(Dataset entries)
________
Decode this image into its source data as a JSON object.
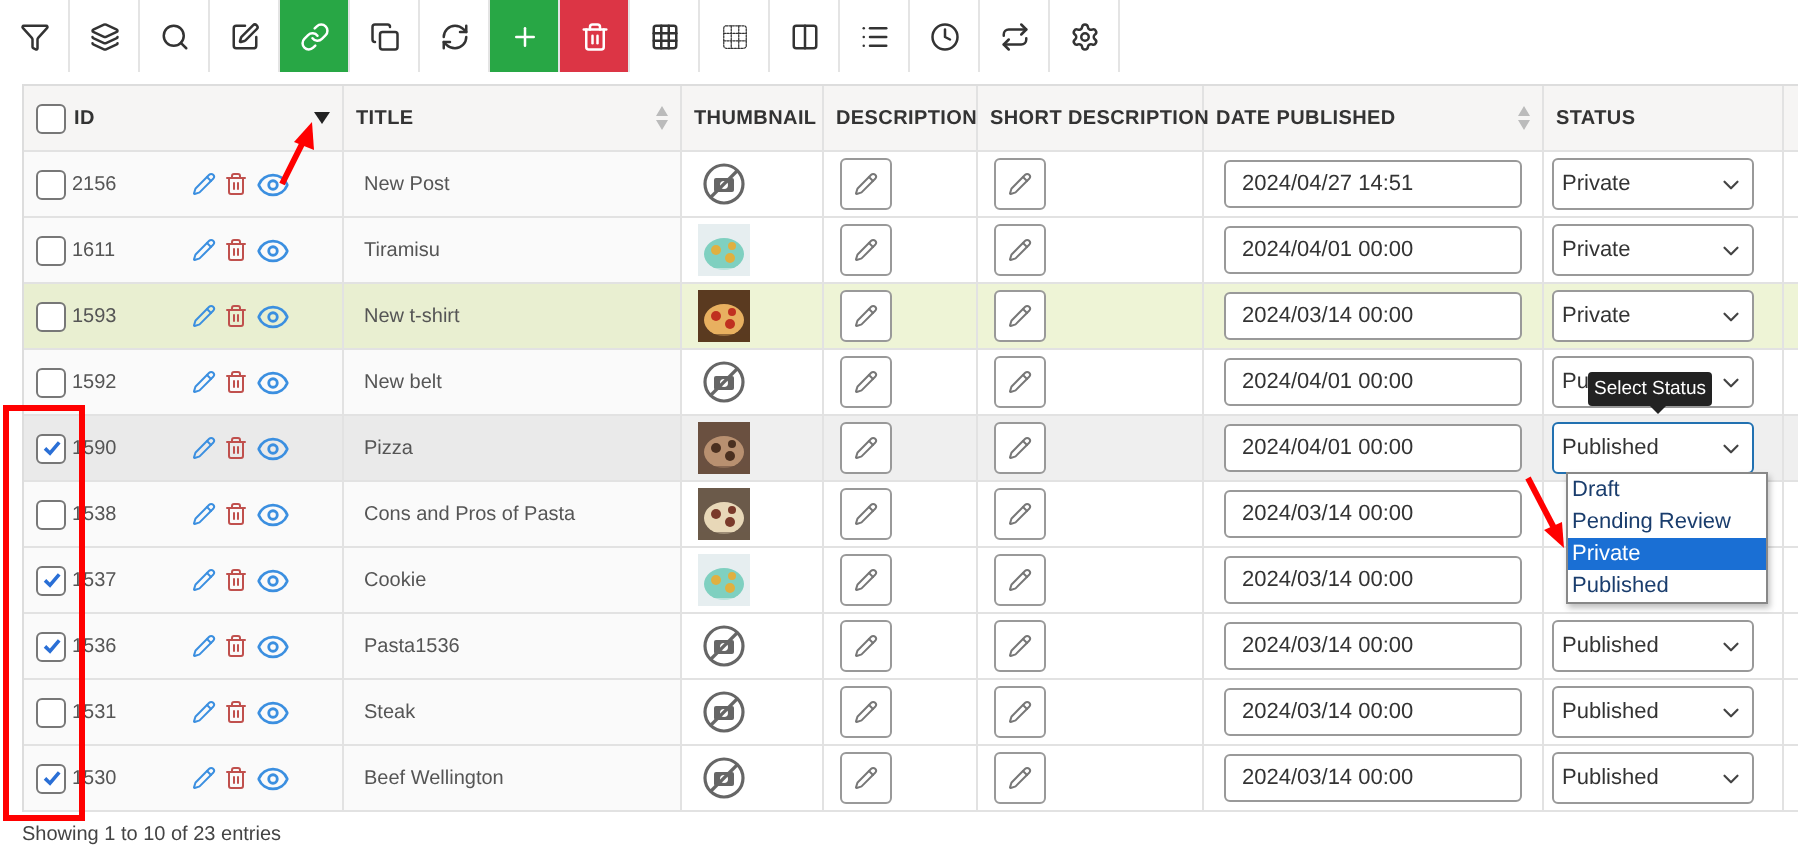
{
  "toolbar": [
    {
      "kind": "plain"
    },
    {
      "kind": "plain"
    },
    {
      "kind": "plain"
    },
    {
      "kind": "plain"
    },
    {
      "kind": "success"
    },
    {
      "kind": "plain"
    },
    {
      "kind": "plain"
    },
    {
      "kind": "success"
    },
    {
      "kind": "danger"
    },
    {
      "kind": "plain"
    },
    {
      "kind": "plain"
    },
    {
      "kind": "plain"
    },
    {
      "kind": "plain"
    },
    {
      "kind": "plain"
    },
    {
      "kind": "plain"
    },
    {
      "kind": "plain"
    }
  ],
  "table": {
    "select_all": {
      "checked": false
    },
    "columns": [
      {
        "label": "ID",
        "sorted": true
      },
      {
        "label": "TITLE",
        "sorted": false
      },
      {
        "label": "THUMBNAIL"
      },
      {
        "label": "DESCRIPTION"
      },
      {
        "label": "SHORT DESCRIPTION"
      },
      {
        "label": "DATE PUBLISHED",
        "sorted": false
      },
      {
        "label": "STATUS"
      }
    ],
    "rows": [
      {
        "id": "2156",
        "title": "New Post",
        "checked": false,
        "highlighted": false,
        "hovered": false,
        "thumbnail": {
          "kind": "none"
        },
        "date": "2024/04/27 14:51",
        "status": "Private"
      },
      {
        "id": "1611",
        "title": "Tiramisu",
        "checked": false,
        "highlighted": false,
        "hovered": false,
        "date": "2024/04/01 00:00",
        "status": "Private"
      },
      {
        "id": "1593",
        "title": "New t-shirt",
        "checked": false,
        "highlighted": true,
        "hovered": false,
        "date": "2024/03/14 00:00",
        "status": "Private"
      },
      {
        "id": "1592",
        "title": "New belt",
        "checked": false,
        "highlighted": false,
        "hovered": false,
        "thumbnail": {
          "kind": "none"
        },
        "date": "2024/04/01 00:00",
        "status": "Pu"
      },
      {
        "id": "1590",
        "title": "Pizza",
        "checked": true,
        "highlighted": false,
        "hovered": true,
        "date": "2024/04/01 00:00",
        "status": "Published",
        "status_menu": {
          "tooltip": "Select Status",
          "options": [
            {
              "label": "Draft",
              "selected": false
            },
            {
              "label": "Pending Review",
              "selected": false
            },
            {
              "label": "Private",
              "selected": true
            },
            {
              "label": "Published",
              "selected": false
            }
          ]
        }
      },
      {
        "id": "1538",
        "title": "Cons and Pros of Pasta",
        "checked": false,
        "highlighted": false,
        "hovered": false,
        "date": "2024/03/14 00:00"
      },
      {
        "id": "1537",
        "title": "Cookie",
        "checked": true,
        "highlighted": false,
        "hovered": false,
        "date": "2024/03/14 00:00"
      },
      {
        "id": "1536",
        "title": "Pasta1536",
        "checked": true,
        "highlighted": false,
        "hovered": false,
        "thumbnail": {
          "kind": "none"
        },
        "date": "2024/03/14 00:00",
        "status": "Published"
      },
      {
        "id": "1531",
        "title": "Steak",
        "checked": false,
        "highlighted": false,
        "hovered": false,
        "thumbnail": {
          "kind": "none"
        },
        "date": "2024/03/14 00:00",
        "status": "Published"
      },
      {
        "id": "1530",
        "title": "Beef Wellington",
        "checked": true,
        "highlighted": false,
        "hovered": false,
        "thumbnail": {
          "kind": "none"
        },
        "date": "2024/03/14 00:00",
        "status": "Published"
      }
    ]
  },
  "footer": {
    "text": "Showing 1 to 10 of 23 entries"
  }
}
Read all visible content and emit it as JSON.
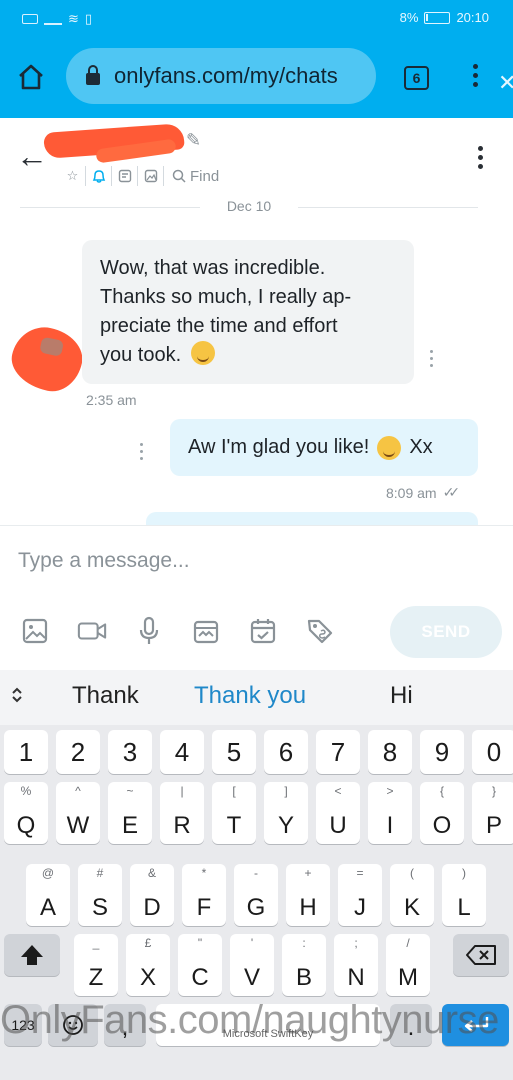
{
  "status_bar": {
    "battery": "8%",
    "time": "20:10"
  },
  "browser": {
    "url": "onlyfans.com/my/chats",
    "tab_count": "6"
  },
  "chat": {
    "find_label": "Find",
    "date": "Dec 10",
    "messages": [
      {
        "from": "them",
        "text_lines": [
          "Wow, that was incredible.",
          "Thanks so much, I really ap-",
          "preciate the time and effort",
          "you took."
        ],
        "time": "2:35 am"
      },
      {
        "from": "me",
        "text": "Aw I'm glad you like!",
        "suffix": "Xx",
        "time": "8:09 am"
      }
    ]
  },
  "composer": {
    "placeholder": "Type a message...",
    "send_label": "SEND"
  },
  "keyboard": {
    "suggestions": [
      "Thank",
      "Thank you",
      "Hi"
    ],
    "number_row": [
      "1",
      "2",
      "3",
      "4",
      "5",
      "6",
      "7",
      "8",
      "9",
      "0"
    ],
    "row1": [
      {
        "k": "Q",
        "h": "%"
      },
      {
        "k": "W",
        "h": "^"
      },
      {
        "k": "E",
        "h": "~"
      },
      {
        "k": "R",
        "h": "|"
      },
      {
        "k": "T",
        "h": "["
      },
      {
        "k": "Y",
        "h": "]"
      },
      {
        "k": "U",
        "h": "<"
      },
      {
        "k": "I",
        "h": ">"
      },
      {
        "k": "O",
        "h": "{"
      },
      {
        "k": "P",
        "h": "}"
      }
    ],
    "row2": [
      {
        "k": "A",
        "h": "@"
      },
      {
        "k": "S",
        "h": "#"
      },
      {
        "k": "D",
        "h": "&"
      },
      {
        "k": "F",
        "h": "*"
      },
      {
        "k": "G",
        "h": "-"
      },
      {
        "k": "H",
        "h": "+"
      },
      {
        "k": "J",
        "h": "="
      },
      {
        "k": "K",
        "h": "("
      },
      {
        "k": "L",
        "h": ")"
      }
    ],
    "row3": [
      {
        "k": "Z",
        "h": "_"
      },
      {
        "k": "X",
        "h": "£"
      },
      {
        "k": "C",
        "h": "\""
      },
      {
        "k": "V",
        "h": "'"
      },
      {
        "k": "B",
        "h": ":"
      },
      {
        "k": "N",
        "h": ";"
      },
      {
        "k": "M",
        "h": "/"
      }
    ],
    "symbols_key": "123",
    "comma_key": ",",
    "space_label": "Microsoft SwiftKey",
    "period_key": "."
  },
  "watermark": "OnlyFans.com/naughtynurse",
  "colors": {
    "brand": "#00aeef",
    "bubble_in": "#f1f3f4",
    "bubble_out": "#e3f5fd",
    "redaction": "#ff5a36"
  }
}
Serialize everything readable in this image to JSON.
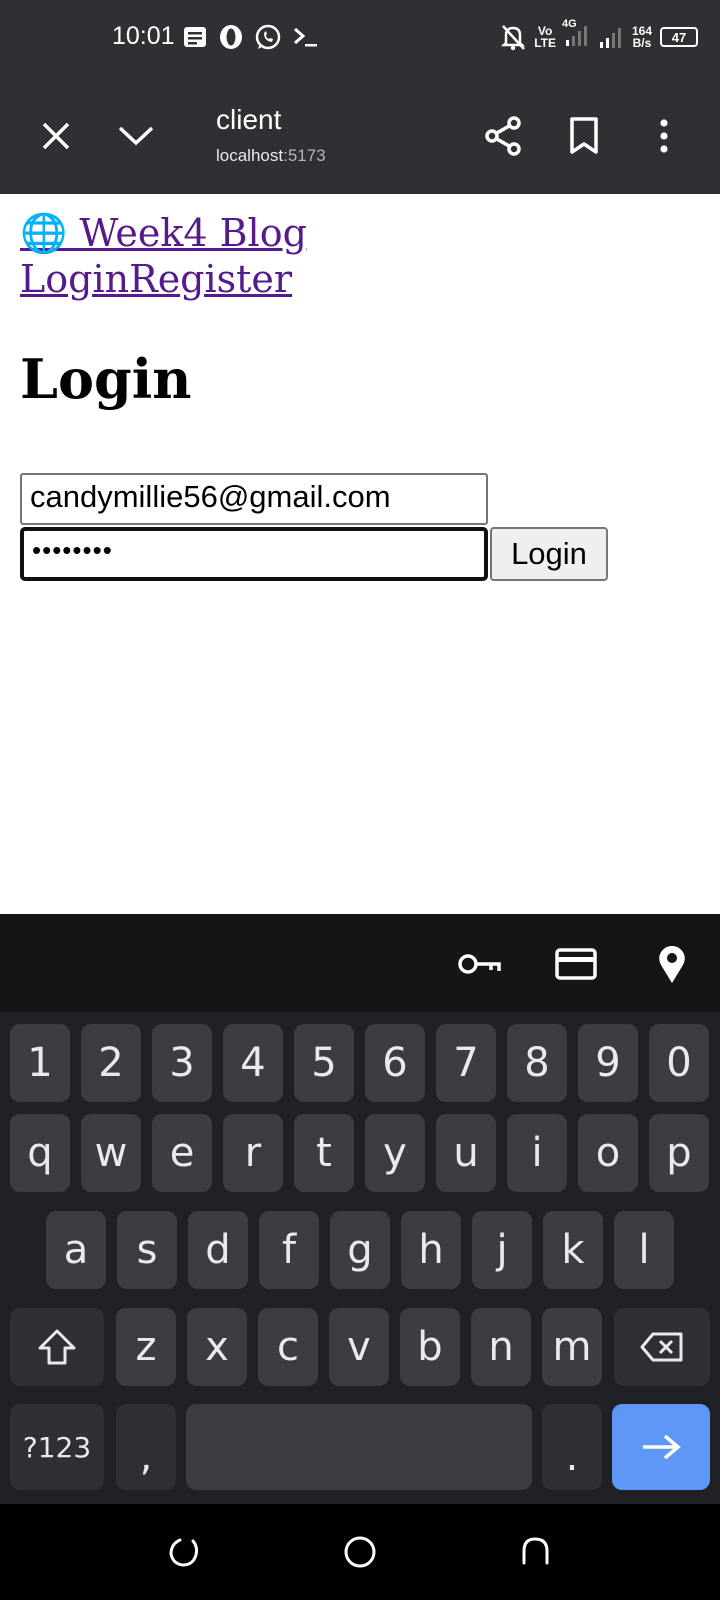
{
  "status_bar": {
    "time": "10:01",
    "network_top": "Vo",
    "network_bottom": "LTE",
    "network_gen": "4G",
    "speed_value": "164",
    "speed_unit": "B/s",
    "battery": "47"
  },
  "browser": {
    "page_title": "client",
    "url_host": "localhost",
    "url_port": ":5173"
  },
  "page": {
    "site_link": "🌐 Week4 Blog",
    "nav_login": "Login",
    "nav_register": "Register",
    "heading": "Login",
    "email_value": "candymillie56@gmail.com",
    "password_mask": "••••••••",
    "login_button": "Login"
  },
  "keyboard": {
    "number_row": [
      "1",
      "2",
      "3",
      "4",
      "5",
      "6",
      "7",
      "8",
      "9",
      "0"
    ],
    "row1": [
      "q",
      "w",
      "e",
      "r",
      "t",
      "y",
      "u",
      "i",
      "o",
      "p"
    ],
    "row2": [
      "a",
      "s",
      "d",
      "f",
      "g",
      "h",
      "j",
      "k",
      "l"
    ],
    "row3": [
      "z",
      "x",
      "c",
      "v",
      "b",
      "n",
      "m"
    ],
    "symbols_key": "?123",
    "comma_key": ",",
    "period_key": "."
  },
  "colors": {
    "bar_background": "#2f3033",
    "link": "#551a8b",
    "enter_key": "#5e97f6"
  }
}
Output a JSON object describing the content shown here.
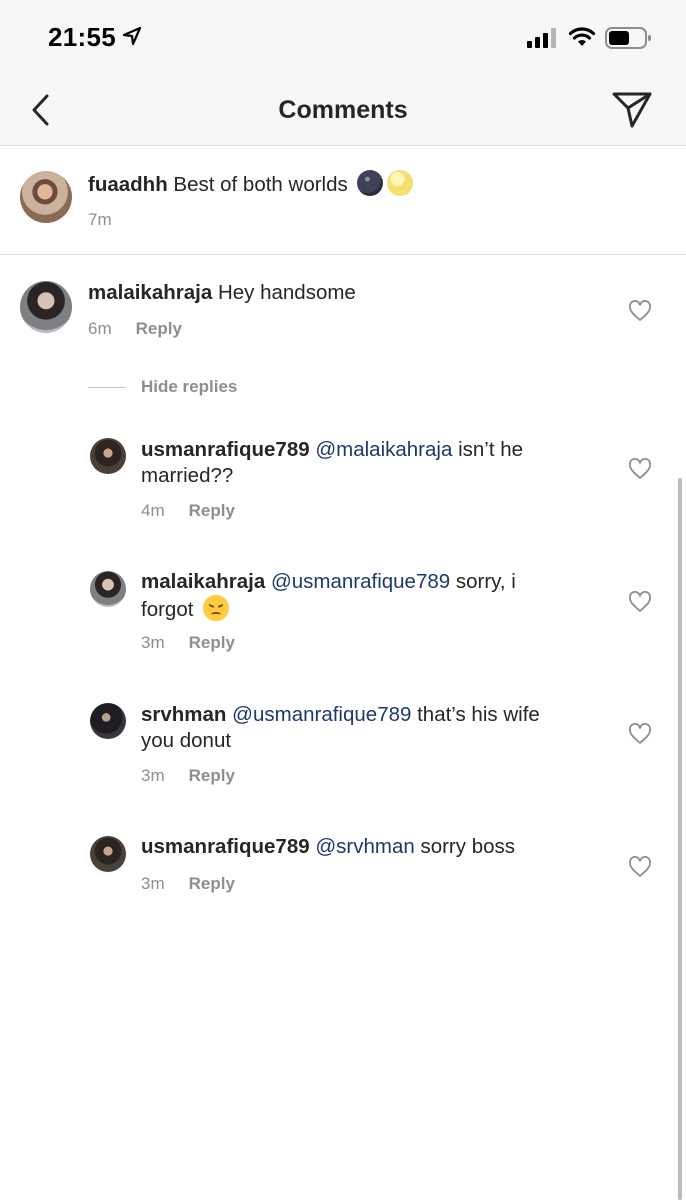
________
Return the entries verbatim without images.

Decode this image into its source data as a JSON object.
{
  "toolbar": [
    {
      "kind": "plain"
    },
    {
      "kind": "plain"
    },
    {
      "kind": "plain"
    },
    {
      "kind": "plain"
    },
    {
      "kind": "success"
    },
    {
      "kind": "plain"
    },
    {
      "kind": "plain"
    },
    {
      "kind": "success"
    },
    {
      "kind": "danger"
    },
    {
      "kind": "plain"
    },
    {
      "kind": "plain"
    },
    {
      "kind": "plain"
    },
    {
      "kind": "plain"
    },
    {
      "kind": "plain"
    },
    {
      "kind": "plain"
    },
    {
      "kind": "plain"
    }
  ],
  "table": {
    "select_all": {
      "checked": false
    },
    "columns": [
      {
        "label": "ID",
        "sorted": true
      },
      {
        "label": "TITLE",
        "sorted": false
      },
      {
        "label": "THUMBNAIL"
      },
      {
        "label": "DESCRIPTION"
      },
      {
        "label": "SHORT DESCRIPTION"
      },
      {
        "label": "DATE PUBLISHED",
        "sorted": false
      },
      {
        "label": "STATUS"
      }
    ],
    "rows": [
      {
        "id": "2156",
        "title": "New Post",
        "checked": false,
        "highlighted": false,
        "hovered": false,
        "thumbnail": {
          "kind": "none"
        },
        "date": "2024/04/27 14:51",
        "status": "Private"
      },
      {
        "id": "1611",
        "title": "Tiramisu",
        "checked": false,
        "highlighted": false,
        "hovered": false,
        "date": "2024/04/01 00:00",
        "status": "Private"
      },
      {
        "id": "1593",
        "title": "New t-shirt",
        "checked": false,
        "highlighted": true,
        "hovered": false,
        "date": "2024/03/14 00:00",
        "status": "Private"
      },
      {
        "id": "1592",
        "title": "New belt",
        "checked": false,
        "highlighted": false,
        "hovered": false,
        "thumbnail": {
          "kind": "none"
        },
        "date": "2024/04/01 00:00",
        "status": "Pu"
      },
      {
        "id": "1590",
        "title": "Pizza",
        "checked": true,
        "highlighted": false,
        "hovered": true,
        "date": "2024/04/01 00:00",
        "status": "Published",
        "status_menu": {
          "tooltip": "Select Status",
          "options": [
            {
              "label": "Draft",
              "selected": false
            },
            {
              "label": "Pending Review",
              "selected": false
            },
            {
              "label": "Private",
              "selected": true
            },
            {
              "label": "Published",
              "selected": false
            }
          ]
        }
      },
      {
        "id": "1538",
        "title": "Cons and Pros of Pasta",
        "checked": false,
        "highlighted": false,
        "hovered": false,
        "date": "2024/03/14 00:00"
      },
      {
        "id": "1537",
        "title": "Cookie",
        "checked": true,
        "highlighted": false,
        "hovered": false,
        "date": "2024/03/14 00:00"
      },
      {
        "id": "1536",
        "title": "Pasta1536",
        "checked": true,
        "highlighted": false,
        "hovered": false,
        "thumbnail": {
          "kind": "none"
        },
        "date": "2024/03/14 00:00",
        "status": "Published"
      },
      {
        "id": "1531",
        "title": "Steak",
        "checked": false,
        "highlighted": false,
        "hovered": false,
        "thumbnail": {
          "kind": "none"
        },
        "date": "2024/03/14 00:00",
        "status": "Published"
      },
      {
        "id": "1530",
        "title": "Beef Wellington",
        "checked": true,
        "highlighted": false,
        "hovered": false,
        "thumbnail": {
          "kind": "none"
        },
        "date": "2024/03/14 00:00",
        "status": "Published"
      }
    ]
  },
  "footer": {
    "text": "Showing 1 to 10 of 23 entries"
  }
}
Read all visible content and emit it as JSON.
{
  "status_bar": {
    "battery": "8%",
    "time": "20:10"
  },
  "browser": {
    "url": "onlyfans.com/my/chats",
    "tab_count": "6"
  },
  "chat": {
    "find_label": "Find",
    "date": "Dec 10",
    "messages": [
      {
        "from": "them",
        "text_lines": [
          "Wow, that was incredible.",
          "Thanks so much, I really ap-",
          "preciate the time and effort",
          "you took."
        ],
        "time": "2:35 am"
      },
      {
        "from": "me",
        "text": "Aw I'm glad you like!",
        "suffix": "Xx",
        "time": "8:09 am"
      }
    ]
  },
  "composer": {
    "placeholder": "Type a message...",
    "send_label": "SEND"
  },
  "keyboard": {
    "suggestions": [
      "Thank",
      "Thank you",
      "Hi"
    ],
    "number_row": [
      "1",
      "2",
      "3",
      "4",
      "5",
      "6",
      "7",
      "8",
      "9",
      "0"
    ],
    "row1": [
      {
        "k": "Q",
        "h": "%"
      },
      {
        "k": "W",
        "h": "^"
      },
      {
        "k": "E",
        "h": "~"
      },
      {
        "k": "R",
        "h": "|"
      },
      {
        "k": "T",
        "h": "["
      },
      {
        "k": "Y",
        "h": "]"
      },
      {
        "k": "U",
        "h": "<"
      },
      {
        "k": "I",
        "h": ">"
      },
      {
        "k": "O",
        "h": "{"
      },
      {
        "k": "P",
        "h": "}"
      }
    ],
    "row2": [
      {
        "k": "A",
        "h": "@"
      },
      {
        "k": "S",
        "h": "#"
      },
      {
        "k": "D",
        "h": "&"
      },
      {
        "k": "F",
        "h": "*"
      },
      {
        "k": "G",
        "h": "-"
      },
      {
        "k": "H",
        "h": "+"
      },
      {
        "k": "J",
        "h": "="
      },
      {
        "k": "K",
        "h": "("
      },
      {
        "k": "L",
        "h": ")"
      }
    ],
    "row3": [
      {
        "k": "Z",
        "h": "_"
      },
      {
        "k": "X",
        "h": "£"
      },
      {
        "k": "C",
        "h": "\""
      },
      {
        "k": "V",
        "h": "'"
      },
      {
        "k": "B",
        "h": ":"
      },
      {
        "k": "N",
        "h": ";"
      },
      {
        "k": "M",
        "h": "/"
      }
    ],
    "symbols_key": "123",
    "comma_key": ",",
    "space_label": "Microsoft SwiftKey",
    "period_key": "."
  },
  "watermark": "OnlyFans.com/naughtynurse",
  "colors": {
    "brand": "#00aeef",
    "bubble_in": "#f1f3f4",
    "bubble_out": "#e3f5fd",
    "redaction": "#ff5a36"
  }
}
Serialize everything readable in this image to JSON.
{
  "status_bar": {
    "time": "10:01",
    "network_top": "Vo",
    "network_bottom": "LTE",
    "network_gen": "4G",
    "speed_value": "164",
    "speed_unit": "B/s",
    "battery": "47"
  },
  "browser": {
    "page_title": "client",
    "url_host": "localhost",
    "url_port": ":5173"
  },
  "page": {
    "site_link": "🌐 Week4 Blog",
    "nav_login": "Login",
    "nav_register": "Register",
    "heading": "Login",
    "email_value": "candymillie56@gmail.com",
    "password_mask": "••••••••",
    "login_button": "Login"
  },
  "keyboard": {
    "number_row": [
      "1",
      "2",
      "3",
      "4",
      "5",
      "6",
      "7",
      "8",
      "9",
      "0"
    ],
    "row1": [
      "q",
      "w",
      "e",
      "r",
      "t",
      "y",
      "u",
      "i",
      "o",
      "p"
    ],
    "row2": [
      "a",
      "s",
      "d",
      "f",
      "g",
      "h",
      "j",
      "k",
      "l"
    ],
    "row3": [
      "z",
      "x",
      "c",
      "v",
      "b",
      "n",
      "m"
    ],
    "symbols_key": "?123",
    "comma_key": ",",
    "period_key": "."
  },
  "colors": {
    "bar_background": "#2f3033",
    "link": "#551a8b",
    "enter_key": "#5e97f6"
  }
}
Output a JSON object describing the content shown here.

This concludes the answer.